*WHAT NEEDS TO BE DONE*: Each entry needs to be reproduced exactly, with none left out.

(Website and app data records)
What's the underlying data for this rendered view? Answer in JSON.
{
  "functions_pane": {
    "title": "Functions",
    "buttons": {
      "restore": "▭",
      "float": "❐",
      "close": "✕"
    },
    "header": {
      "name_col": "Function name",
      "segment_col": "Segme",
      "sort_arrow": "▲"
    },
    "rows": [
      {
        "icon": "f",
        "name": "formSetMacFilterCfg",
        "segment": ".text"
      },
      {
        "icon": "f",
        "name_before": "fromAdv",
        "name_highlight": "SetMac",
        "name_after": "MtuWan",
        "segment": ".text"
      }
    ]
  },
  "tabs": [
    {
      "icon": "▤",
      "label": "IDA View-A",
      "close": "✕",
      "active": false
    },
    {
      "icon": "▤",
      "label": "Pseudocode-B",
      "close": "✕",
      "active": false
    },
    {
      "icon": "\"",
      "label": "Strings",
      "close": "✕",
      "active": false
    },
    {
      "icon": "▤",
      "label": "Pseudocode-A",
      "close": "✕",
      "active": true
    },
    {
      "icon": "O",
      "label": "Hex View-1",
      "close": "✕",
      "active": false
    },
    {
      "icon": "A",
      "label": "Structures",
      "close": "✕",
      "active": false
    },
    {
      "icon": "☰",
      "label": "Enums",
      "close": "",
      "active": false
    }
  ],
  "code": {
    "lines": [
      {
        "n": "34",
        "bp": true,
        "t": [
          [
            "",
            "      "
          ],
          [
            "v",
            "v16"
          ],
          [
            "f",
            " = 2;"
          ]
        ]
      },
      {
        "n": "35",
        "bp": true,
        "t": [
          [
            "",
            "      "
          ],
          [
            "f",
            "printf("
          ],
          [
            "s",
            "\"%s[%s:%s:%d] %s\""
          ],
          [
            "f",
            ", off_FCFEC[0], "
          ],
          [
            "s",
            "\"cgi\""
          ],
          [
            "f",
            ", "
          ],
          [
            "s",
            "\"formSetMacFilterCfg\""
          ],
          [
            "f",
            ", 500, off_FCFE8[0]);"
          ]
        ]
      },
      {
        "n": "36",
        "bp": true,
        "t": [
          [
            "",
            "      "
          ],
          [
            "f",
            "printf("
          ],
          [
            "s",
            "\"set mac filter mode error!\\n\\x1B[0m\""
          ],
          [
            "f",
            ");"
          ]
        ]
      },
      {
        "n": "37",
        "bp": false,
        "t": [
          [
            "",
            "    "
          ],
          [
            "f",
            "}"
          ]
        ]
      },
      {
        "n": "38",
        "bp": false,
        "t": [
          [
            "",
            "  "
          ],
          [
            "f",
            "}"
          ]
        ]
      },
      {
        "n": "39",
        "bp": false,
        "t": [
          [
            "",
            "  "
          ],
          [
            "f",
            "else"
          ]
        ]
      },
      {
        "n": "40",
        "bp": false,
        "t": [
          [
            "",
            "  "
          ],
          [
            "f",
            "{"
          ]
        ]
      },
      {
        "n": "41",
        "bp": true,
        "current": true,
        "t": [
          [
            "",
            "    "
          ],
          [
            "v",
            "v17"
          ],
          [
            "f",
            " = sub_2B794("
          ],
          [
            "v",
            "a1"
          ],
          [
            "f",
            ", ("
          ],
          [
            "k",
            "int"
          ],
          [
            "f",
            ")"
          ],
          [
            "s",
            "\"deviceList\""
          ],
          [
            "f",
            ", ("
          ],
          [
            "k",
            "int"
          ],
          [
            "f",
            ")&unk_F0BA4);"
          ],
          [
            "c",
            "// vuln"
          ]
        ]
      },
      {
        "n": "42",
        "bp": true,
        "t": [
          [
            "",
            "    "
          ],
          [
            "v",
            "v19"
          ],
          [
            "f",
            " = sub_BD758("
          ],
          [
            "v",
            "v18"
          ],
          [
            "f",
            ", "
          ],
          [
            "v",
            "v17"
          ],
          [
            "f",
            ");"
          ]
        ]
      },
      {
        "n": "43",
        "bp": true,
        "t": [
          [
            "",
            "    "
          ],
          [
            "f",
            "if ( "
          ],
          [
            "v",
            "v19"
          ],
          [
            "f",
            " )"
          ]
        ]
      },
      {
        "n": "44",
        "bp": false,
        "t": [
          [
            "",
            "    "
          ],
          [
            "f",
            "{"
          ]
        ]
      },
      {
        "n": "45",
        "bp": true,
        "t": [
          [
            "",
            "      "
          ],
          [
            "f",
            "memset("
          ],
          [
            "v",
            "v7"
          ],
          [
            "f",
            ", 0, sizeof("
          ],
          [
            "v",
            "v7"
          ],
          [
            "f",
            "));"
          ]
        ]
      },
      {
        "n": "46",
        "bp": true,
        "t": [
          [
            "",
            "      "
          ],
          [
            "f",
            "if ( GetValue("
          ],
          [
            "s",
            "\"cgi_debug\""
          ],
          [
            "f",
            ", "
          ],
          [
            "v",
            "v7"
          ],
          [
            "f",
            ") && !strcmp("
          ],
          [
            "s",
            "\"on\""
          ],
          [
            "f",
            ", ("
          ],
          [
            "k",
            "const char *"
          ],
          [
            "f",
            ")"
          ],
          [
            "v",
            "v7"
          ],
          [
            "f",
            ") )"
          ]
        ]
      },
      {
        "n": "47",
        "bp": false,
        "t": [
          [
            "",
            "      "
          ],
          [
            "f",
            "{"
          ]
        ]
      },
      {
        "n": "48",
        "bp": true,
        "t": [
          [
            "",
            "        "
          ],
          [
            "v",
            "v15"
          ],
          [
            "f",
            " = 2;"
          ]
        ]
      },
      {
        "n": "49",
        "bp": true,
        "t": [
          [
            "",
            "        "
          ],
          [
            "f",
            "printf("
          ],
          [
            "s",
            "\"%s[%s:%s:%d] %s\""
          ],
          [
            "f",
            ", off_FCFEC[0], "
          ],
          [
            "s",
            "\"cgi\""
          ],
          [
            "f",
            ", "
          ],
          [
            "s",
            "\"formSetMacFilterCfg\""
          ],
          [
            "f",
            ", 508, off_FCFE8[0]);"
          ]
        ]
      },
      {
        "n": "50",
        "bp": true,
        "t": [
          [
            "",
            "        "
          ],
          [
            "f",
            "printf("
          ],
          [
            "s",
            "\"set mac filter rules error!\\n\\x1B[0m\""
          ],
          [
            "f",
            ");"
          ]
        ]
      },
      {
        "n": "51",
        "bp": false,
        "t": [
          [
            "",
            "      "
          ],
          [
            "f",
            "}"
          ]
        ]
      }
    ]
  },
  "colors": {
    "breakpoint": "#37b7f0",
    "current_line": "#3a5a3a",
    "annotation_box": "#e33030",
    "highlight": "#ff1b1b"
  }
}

*SOLVED PROBLEM*:
What's the underlying data for this rendered view? Answer in JSON.
{
  "functions_pane": {
    "title": "Functions",
    "buttons": {
      "restore": "▭",
      "float": "❐",
      "close": "✕"
    },
    "header": {
      "name_col": "Function name",
      "segment_col": "Segme",
      "sort_arrow": "▲"
    },
    "rows": [
      {
        "icon": "f",
        "name": "formSetMacFilterCfg",
        "segment": ".text"
      },
      {
        "icon": "f",
        "name_before": "fromAdv",
        "name_highlight": "SetMac",
        "name_after": "MtuWan",
        "segment": ".text"
      }
    ]
  },
  "tabs": [
    {
      "icon": "▤",
      "label": "IDA View-A",
      "close": "✕",
      "active": false
    },
    {
      "icon": "▤",
      "label": "Pseudocode-B",
      "close": "✕",
      "active": false
    },
    {
      "icon": "\"",
      "label": "Strings",
      "close": "✕",
      "active": false
    },
    {
      "icon": "▤",
      "label": "Pseudocode-A",
      "close": "✕",
      "active": true
    },
    {
      "icon": "O",
      "label": "Hex View-1",
      "close": "✕",
      "active": false
    },
    {
      "icon": "A",
      "label": "Structures",
      "close": "✕",
      "active": false
    },
    {
      "icon": "☰",
      "label": "Enums",
      "close": "",
      "active": false
    }
  ],
  "code": {
    "lines": [
      {
        "n": "34",
        "bp": true,
        "t": [
          [
            "",
            "      "
          ],
          [
            "v",
            "v16"
          ],
          [
            "f",
            " = 2;"
          ]
        ]
      },
      {
        "n": "35",
        "bp": true,
        "t": [
          [
            "",
            "      "
          ],
          [
            "f",
            "printf("
          ],
          [
            "s",
            "\"%s[%s:%s:%d] %s\""
          ],
          [
            "f",
            ", off_FCFEC[0], "
          ],
          [
            "s",
            "\"cgi\""
          ],
          [
            "f",
            ", "
          ],
          [
            "s",
            "\"formSetMacFilterCfg\""
          ],
          [
            "f",
            ", 500, off_FCFE8[0]);"
          ]
        ]
      },
      {
        "n": "36",
        "bp": true,
        "t": [
          [
            "",
            "      "
          ],
          [
            "f",
            "printf("
          ],
          [
            "s",
            "\"set mac filter mode error!\\n\\x1B[0m\""
          ],
          [
            "f",
            ");"
          ]
        ]
      },
      {
        "n": "37",
        "bp": false,
        "t": [
          [
            "",
            "    "
          ],
          [
            "f",
            "}"
          ]
        ]
      },
      {
        "n": "38",
        "bp": false,
        "t": [
          [
            "",
            "  "
          ],
          [
            "f",
            "}"
          ]
        ]
      },
      {
        "n": "39",
        "bp": false,
        "t": [
          [
            "",
            "  "
          ],
          [
            "f",
            "else"
          ]
        ]
      },
      {
        "n": "40",
        "bp": false,
        "t": [
          [
            "",
            "  "
          ],
          [
            "f",
            "{"
          ]
        ]
      },
      {
        "n": "41",
        "bp": true,
        "current": true,
        "t": [
          [
            "",
            "    "
          ],
          [
            "v",
            "v17"
          ],
          [
            "f",
            " = sub_2B794("
          ],
          [
            "v",
            "a1"
          ],
          [
            "f",
            ", ("
          ],
          [
            "k",
            "int"
          ],
          [
            "f",
            ")"
          ],
          [
            "s",
            "\"deviceList\""
          ],
          [
            "f",
            ", ("
          ],
          [
            "k",
            "int"
          ],
          [
            "f",
            ")&unk_F0BA4);"
          ],
          [
            "c",
            "// vuln"
          ]
        ]
      },
      {
        "n": "42",
        "bp": true,
        "t": [
          [
            "",
            "    "
          ],
          [
            "v",
            "v19"
          ],
          [
            "f",
            " = sub_BD758("
          ],
          [
            "v",
            "v18"
          ],
          [
            "f",
            ", "
          ],
          [
            "v",
            "v17"
          ],
          [
            "f",
            ");"
          ]
        ]
      },
      {
        "n": "43",
        "bp": true,
        "t": [
          [
            "",
            "    "
          ],
          [
            "f",
            "if ( "
          ],
          [
            "v",
            "v19"
          ],
          [
            "f",
            " )"
          ]
        ]
      },
      {
        "n": "44",
        "bp": false,
        "t": [
          [
            "",
            "    "
          ],
          [
            "f",
            "{"
          ]
        ]
      },
      {
        "n": "45",
        "bp": true,
        "t": [
          [
            "",
            "      "
          ],
          [
            "f",
            "memset("
          ],
          [
            "v",
            "v7"
          ],
          [
            "f",
            ", 0, sizeof("
          ],
          [
            "v",
            "v7"
          ],
          [
            "f",
            "));"
          ]
        ]
      },
      {
        "n": "46",
        "bp": true,
        "t": [
          [
            "",
            "      "
          ],
          [
            "f",
            "if ( GetValue("
          ],
          [
            "s",
            "\"cgi_debug\""
          ],
          [
            "f",
            ", "
          ],
          [
            "v",
            "v7"
          ],
          [
            "f",
            ") && !strcmp("
          ],
          [
            "s",
            "\"on\""
          ],
          [
            "f",
            ", ("
          ],
          [
            "k",
            "const char *"
          ],
          [
            "f",
            ")"
          ],
          [
            "v",
            "v7"
          ],
          [
            "f",
            ") )"
          ]
        ]
      },
      {
        "n": "47",
        "bp": false,
        "t": [
          [
            "",
            "      "
          ],
          [
            "f",
            "{"
          ]
        ]
      },
      {
        "n": "48",
        "bp": true,
        "t": [
          [
            "",
            "        "
          ],
          [
            "v",
            "v15"
          ],
          [
            "f",
            " = 2;"
          ]
        ]
      },
      {
        "n": "49",
        "bp": true,
        "t": [
          [
            "",
            "        "
          ],
          [
            "f",
            "printf("
          ],
          [
            "s",
            "\"%s[%s:%s:%d] %s\""
          ],
          [
            "f",
            ", off_FCFEC[0], "
          ],
          [
            "s",
            "\"cgi\""
          ],
          [
            "f",
            ", "
          ],
          [
            "s",
            "\"formSetMacFilterCfg\""
          ],
          [
            "f",
            ", 508, off_FCFE8[0]);"
          ]
        ]
      },
      {
        "n": "50",
        "bp": true,
        "t": [
          [
            "",
            "        "
          ],
          [
            "f",
            "printf("
          ],
          [
            "s",
            "\"set mac filter rules error!\\n\\x1B[0m\""
          ],
          [
            "f",
            ");"
          ]
        ]
      },
      {
        "n": "51",
        "bp": false,
        "t": [
          [
            "",
            "      "
          ],
          [
            "f",
            "}"
          ]
        ]
      }
    ]
  },
  "colors": {
    "breakpoint": "#37b7f0",
    "current_line": "#3a5a3a",
    "annotation_box": "#e33030",
    "highlight": "#ff1b1b"
  }
}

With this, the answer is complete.